BMW generally fares well in terms of Euro NCAP scores, though low-volume production cars such as the Z4 don’t tend to go through the crash tests. Even so, the Z4 has a rigid body structure to aid its handling that also benefits safety. Keen responses will help it avoid a crash in the first place, and there are plenty of airbags in the cabin should the worst happen. And, an Isofix mounting is standard for the passenger seat to hold a child seat in place. As is the norm in the sports car class, the most advanced driver assistance systems, such as active cruise control, are on the options list.
How much equipment do I get?
Impressively, the Z4 comes as standard with a set of gorgeous sports seats, upholstered in soft leather than can be had (for no extra cost) in a variety of colours. You’ll pay extra for electric adjustment on any version other than the M40i, however. The snazzy dual-screen dashboard is also standard across the board, with numerous connectivity functions included. Saying that, there’s a head-up display and wi-fi hotspot on the options list as part of a technology package, which isn’t cheap, though it also includes upgraded sound and Bluetooth systems, plus a sophisticated automatic parking function. The Sport and M Sport variants share the same basic equipment, and it’s only the visual upgrades inside and out that set the M Sport car apart. The M40i gets a unique look, an enhanced mechanical package and upgraded seats.

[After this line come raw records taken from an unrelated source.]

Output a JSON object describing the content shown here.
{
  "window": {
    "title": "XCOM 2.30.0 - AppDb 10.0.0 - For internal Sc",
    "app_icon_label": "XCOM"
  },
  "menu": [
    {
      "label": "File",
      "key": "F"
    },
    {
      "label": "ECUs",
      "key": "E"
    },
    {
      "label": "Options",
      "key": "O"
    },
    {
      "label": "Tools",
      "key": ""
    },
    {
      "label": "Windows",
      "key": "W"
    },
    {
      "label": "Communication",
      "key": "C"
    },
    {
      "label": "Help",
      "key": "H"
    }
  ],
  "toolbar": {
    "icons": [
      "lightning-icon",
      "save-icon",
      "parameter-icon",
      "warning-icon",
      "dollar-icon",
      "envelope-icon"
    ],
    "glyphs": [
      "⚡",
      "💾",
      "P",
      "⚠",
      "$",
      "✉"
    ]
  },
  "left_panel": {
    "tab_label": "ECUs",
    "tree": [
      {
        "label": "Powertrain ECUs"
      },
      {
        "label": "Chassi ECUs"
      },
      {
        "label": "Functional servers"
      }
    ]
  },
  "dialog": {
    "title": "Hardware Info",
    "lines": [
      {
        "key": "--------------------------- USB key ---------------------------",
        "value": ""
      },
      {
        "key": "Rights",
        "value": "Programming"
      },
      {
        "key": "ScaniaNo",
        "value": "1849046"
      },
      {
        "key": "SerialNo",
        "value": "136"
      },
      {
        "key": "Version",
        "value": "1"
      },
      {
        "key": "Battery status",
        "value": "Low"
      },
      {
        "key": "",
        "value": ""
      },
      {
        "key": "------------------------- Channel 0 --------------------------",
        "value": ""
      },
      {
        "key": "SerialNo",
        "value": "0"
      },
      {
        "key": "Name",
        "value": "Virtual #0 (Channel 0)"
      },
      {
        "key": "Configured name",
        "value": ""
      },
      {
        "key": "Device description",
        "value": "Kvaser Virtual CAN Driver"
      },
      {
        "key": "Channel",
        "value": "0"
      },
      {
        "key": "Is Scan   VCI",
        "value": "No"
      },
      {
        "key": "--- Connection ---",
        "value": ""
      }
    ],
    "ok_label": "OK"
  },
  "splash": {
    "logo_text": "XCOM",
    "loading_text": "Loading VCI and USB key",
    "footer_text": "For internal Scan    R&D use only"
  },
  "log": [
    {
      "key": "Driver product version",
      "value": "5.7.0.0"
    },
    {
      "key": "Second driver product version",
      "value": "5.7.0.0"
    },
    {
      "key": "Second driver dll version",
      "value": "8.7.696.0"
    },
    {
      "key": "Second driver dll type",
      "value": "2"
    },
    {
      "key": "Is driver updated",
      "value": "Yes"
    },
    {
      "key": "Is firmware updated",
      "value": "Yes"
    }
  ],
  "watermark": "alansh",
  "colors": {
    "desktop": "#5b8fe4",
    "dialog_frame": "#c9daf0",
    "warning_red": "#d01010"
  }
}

There are two camps of buyers that the BMW Z4 is likely to appeal to. On one side are those that prioritise style and technology, looking for an attractive convertible with a sporty image. The Z4 ticks all those boxes, even at the entry-point to the range, giving the likes of the Audi TT Roadster and Mercedes SLC a good run for their money. Depending how it is specified, however, the Z4 can also be an exciting and dynamic sports car to rival the Porsche 718 Boxster. If you’ve already decided that a two-seat roadster suits your lifestyle, the Z4 is certainly worth a look.